*Dataset entries*:

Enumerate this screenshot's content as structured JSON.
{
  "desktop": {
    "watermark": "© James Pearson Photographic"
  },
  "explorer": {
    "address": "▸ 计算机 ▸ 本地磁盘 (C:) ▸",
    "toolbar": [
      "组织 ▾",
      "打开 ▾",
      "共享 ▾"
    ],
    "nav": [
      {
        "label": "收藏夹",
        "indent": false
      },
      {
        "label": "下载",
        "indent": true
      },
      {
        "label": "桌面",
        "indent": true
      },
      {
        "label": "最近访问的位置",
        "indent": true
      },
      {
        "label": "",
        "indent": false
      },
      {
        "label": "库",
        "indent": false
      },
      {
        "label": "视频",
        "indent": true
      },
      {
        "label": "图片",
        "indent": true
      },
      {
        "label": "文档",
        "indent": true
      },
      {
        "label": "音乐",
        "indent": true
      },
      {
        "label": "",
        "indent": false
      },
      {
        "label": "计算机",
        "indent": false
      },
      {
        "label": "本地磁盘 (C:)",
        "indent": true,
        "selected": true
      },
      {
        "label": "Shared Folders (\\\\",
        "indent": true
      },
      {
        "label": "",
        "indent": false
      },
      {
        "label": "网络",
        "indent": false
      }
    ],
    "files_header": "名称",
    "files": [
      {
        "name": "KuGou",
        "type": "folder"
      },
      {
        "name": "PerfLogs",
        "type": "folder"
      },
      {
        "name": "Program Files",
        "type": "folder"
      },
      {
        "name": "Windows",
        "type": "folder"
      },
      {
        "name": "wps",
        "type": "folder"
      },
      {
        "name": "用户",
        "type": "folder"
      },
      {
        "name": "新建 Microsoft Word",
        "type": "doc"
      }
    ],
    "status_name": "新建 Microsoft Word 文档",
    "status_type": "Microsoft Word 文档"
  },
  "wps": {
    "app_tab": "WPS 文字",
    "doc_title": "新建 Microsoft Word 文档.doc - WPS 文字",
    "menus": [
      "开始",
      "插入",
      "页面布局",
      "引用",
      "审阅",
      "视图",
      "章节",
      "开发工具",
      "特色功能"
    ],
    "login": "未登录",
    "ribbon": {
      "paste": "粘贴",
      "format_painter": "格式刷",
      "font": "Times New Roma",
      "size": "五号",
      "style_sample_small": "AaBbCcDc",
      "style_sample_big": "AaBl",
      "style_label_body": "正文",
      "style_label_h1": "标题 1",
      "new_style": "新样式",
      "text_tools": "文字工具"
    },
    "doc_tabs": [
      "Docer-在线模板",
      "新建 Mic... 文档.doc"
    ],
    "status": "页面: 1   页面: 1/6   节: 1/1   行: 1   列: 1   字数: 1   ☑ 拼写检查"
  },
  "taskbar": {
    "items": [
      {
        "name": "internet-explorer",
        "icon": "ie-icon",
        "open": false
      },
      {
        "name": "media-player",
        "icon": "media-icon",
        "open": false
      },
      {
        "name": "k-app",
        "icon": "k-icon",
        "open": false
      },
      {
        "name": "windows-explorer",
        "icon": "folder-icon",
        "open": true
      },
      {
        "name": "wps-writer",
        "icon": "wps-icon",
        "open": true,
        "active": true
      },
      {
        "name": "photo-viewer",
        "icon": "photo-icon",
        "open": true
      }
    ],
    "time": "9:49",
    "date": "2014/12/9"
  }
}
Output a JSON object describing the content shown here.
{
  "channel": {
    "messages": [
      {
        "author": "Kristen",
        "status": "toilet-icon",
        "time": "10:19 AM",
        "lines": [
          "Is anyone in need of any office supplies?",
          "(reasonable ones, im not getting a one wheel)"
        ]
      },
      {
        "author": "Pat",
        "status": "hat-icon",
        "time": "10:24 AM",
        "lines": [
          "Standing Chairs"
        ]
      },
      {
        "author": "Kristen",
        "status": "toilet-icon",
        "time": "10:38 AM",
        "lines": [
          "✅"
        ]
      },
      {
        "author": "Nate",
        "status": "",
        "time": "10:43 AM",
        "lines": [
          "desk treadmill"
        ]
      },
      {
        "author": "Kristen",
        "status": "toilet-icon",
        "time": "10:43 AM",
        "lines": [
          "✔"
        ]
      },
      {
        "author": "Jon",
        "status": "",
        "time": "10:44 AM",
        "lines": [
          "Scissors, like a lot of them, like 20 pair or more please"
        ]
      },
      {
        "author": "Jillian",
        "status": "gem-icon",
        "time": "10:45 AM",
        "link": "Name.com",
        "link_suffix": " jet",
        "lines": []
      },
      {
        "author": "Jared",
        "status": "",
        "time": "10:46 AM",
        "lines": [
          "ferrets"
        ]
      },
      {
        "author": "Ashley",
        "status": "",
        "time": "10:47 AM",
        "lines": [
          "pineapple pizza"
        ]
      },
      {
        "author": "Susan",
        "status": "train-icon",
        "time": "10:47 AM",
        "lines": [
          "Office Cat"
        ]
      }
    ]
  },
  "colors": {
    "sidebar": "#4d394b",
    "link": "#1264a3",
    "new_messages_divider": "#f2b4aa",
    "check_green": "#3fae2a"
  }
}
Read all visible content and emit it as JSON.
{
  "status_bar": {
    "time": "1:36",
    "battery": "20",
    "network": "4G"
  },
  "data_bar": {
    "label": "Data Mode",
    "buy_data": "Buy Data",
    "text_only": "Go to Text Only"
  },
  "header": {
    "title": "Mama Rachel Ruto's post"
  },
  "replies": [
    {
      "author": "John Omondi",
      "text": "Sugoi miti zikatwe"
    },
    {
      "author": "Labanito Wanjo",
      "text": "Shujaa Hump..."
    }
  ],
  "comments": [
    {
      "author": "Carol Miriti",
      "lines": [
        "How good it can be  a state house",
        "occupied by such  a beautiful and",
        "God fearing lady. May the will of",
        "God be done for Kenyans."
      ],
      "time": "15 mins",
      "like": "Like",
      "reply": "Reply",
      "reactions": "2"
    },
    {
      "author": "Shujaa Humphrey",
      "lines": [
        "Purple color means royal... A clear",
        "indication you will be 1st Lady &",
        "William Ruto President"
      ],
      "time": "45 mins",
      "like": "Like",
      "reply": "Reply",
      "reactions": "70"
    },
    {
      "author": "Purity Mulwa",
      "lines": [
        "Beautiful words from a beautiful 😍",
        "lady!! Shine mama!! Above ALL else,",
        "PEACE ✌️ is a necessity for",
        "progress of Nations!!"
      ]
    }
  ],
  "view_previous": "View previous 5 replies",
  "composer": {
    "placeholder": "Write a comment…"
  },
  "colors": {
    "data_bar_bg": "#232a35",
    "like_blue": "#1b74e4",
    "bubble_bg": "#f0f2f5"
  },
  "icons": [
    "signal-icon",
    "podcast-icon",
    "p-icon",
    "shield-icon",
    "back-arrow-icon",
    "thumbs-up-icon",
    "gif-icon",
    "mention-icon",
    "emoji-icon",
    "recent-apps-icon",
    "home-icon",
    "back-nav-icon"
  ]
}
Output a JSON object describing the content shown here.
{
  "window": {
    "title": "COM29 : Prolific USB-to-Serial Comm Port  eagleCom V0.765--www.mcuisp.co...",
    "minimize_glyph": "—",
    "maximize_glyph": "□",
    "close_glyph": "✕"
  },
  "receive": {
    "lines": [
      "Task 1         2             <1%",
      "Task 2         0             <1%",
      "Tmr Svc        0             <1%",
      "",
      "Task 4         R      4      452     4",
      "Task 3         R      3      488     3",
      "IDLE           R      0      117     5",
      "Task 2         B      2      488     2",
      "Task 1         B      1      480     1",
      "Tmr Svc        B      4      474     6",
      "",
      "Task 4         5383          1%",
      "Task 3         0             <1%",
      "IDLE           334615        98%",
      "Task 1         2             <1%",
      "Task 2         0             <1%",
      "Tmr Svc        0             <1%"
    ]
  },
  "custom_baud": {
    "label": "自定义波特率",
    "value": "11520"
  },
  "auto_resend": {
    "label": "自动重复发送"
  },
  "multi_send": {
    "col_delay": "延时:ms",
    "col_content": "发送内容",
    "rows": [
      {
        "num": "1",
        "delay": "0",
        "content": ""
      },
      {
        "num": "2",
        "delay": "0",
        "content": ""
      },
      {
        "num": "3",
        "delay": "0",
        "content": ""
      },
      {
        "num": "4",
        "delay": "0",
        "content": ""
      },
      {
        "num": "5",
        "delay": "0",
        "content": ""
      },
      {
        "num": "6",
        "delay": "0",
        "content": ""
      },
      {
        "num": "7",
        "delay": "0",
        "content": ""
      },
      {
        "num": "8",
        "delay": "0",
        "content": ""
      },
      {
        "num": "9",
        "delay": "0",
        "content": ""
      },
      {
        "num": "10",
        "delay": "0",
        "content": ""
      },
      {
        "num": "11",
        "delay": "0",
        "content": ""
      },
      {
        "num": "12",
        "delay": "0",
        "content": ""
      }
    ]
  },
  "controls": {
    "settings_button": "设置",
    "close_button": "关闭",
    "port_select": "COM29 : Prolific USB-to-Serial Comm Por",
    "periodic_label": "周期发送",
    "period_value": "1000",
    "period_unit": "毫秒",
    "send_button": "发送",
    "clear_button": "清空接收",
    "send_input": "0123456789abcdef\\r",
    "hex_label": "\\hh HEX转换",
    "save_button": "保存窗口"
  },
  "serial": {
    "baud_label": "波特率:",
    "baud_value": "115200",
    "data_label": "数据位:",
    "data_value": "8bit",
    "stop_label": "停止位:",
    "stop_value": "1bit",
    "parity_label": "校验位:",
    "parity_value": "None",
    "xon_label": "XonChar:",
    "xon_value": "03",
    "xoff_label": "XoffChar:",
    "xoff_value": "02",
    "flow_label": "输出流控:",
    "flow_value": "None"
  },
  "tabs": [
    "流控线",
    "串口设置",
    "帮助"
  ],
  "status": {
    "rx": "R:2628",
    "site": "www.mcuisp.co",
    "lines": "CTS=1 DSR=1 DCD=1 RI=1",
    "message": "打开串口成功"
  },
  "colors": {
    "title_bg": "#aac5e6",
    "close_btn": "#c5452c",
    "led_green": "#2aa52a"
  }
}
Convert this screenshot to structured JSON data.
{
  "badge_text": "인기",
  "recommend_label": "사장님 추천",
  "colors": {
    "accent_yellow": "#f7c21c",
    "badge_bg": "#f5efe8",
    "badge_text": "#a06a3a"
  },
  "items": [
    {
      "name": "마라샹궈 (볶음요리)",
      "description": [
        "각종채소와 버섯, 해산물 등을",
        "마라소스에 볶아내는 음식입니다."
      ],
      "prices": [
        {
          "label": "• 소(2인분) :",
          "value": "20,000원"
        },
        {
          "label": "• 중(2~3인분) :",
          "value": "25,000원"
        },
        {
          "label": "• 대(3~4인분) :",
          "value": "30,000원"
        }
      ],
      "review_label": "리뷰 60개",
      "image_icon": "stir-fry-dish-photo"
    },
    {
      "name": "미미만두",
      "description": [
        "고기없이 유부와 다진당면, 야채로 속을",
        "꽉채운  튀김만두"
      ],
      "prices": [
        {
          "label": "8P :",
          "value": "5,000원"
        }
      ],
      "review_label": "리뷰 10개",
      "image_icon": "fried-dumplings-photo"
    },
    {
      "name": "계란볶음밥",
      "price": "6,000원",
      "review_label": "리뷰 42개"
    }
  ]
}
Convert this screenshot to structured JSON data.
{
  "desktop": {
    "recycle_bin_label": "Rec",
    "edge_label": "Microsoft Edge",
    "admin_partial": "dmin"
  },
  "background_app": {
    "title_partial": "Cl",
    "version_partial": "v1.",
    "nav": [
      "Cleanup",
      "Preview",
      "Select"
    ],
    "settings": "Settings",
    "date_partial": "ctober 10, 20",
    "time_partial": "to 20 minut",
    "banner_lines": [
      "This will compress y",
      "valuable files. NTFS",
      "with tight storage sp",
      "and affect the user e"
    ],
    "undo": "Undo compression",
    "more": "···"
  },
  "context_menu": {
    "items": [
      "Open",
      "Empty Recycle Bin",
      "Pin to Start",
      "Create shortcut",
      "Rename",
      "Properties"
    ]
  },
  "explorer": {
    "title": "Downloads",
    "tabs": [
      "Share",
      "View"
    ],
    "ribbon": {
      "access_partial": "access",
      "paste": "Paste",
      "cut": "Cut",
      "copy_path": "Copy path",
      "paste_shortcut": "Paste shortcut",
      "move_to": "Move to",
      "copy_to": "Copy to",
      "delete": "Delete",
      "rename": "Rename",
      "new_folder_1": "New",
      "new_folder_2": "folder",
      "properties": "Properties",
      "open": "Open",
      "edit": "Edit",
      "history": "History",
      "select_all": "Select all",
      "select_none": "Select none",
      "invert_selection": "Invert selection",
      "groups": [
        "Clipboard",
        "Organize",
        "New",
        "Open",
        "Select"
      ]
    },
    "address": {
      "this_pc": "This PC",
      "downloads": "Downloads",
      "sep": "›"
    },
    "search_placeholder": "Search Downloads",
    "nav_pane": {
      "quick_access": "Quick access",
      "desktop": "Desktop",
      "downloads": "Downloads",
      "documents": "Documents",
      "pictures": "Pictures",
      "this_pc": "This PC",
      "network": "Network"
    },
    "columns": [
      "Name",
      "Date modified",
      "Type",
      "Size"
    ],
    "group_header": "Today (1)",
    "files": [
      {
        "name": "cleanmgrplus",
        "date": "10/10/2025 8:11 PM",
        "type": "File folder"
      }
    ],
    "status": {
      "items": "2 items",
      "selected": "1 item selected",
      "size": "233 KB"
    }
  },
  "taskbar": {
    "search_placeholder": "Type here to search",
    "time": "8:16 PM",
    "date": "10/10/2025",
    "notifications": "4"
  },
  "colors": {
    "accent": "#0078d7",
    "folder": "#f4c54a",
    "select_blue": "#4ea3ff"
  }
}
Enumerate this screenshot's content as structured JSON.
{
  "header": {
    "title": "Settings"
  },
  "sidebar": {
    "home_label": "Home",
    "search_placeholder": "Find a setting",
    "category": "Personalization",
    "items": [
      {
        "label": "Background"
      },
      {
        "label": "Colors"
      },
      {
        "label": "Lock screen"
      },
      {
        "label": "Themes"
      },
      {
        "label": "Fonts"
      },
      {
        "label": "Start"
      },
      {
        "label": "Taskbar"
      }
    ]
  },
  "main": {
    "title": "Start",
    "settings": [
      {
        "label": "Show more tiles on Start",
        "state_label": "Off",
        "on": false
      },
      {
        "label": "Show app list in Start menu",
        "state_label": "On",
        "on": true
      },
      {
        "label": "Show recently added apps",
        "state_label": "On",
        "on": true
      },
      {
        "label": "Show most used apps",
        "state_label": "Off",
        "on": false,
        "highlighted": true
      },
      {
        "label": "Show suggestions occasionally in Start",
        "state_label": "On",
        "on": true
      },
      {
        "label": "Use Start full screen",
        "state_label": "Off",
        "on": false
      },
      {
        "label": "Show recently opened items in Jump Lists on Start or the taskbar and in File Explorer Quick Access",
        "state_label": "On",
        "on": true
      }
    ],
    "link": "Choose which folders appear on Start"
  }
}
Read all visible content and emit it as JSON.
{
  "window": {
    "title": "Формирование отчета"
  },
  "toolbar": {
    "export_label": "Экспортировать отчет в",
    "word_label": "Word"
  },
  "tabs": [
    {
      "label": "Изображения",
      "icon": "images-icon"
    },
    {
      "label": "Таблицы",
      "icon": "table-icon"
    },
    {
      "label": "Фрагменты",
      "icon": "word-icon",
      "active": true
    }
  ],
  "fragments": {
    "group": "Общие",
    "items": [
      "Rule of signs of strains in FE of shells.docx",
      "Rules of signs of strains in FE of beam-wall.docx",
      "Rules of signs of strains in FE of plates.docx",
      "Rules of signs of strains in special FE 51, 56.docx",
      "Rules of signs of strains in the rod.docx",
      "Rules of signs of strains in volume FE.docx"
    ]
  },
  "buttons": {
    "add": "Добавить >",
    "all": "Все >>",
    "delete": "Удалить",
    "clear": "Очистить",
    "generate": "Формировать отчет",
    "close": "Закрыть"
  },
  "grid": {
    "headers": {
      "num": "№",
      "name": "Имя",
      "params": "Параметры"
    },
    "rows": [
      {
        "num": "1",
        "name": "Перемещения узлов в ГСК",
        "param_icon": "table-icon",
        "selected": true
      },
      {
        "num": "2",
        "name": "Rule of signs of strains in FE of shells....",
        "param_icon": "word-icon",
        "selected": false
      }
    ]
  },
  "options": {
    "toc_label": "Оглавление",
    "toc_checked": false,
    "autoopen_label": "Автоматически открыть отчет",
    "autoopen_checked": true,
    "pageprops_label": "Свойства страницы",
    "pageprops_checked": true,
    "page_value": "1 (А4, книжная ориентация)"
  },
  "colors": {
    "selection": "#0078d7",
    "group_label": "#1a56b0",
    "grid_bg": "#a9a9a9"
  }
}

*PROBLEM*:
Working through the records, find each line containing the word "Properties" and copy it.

*ANSWER AREA*:
      "Properties"
      "properties": "Properties",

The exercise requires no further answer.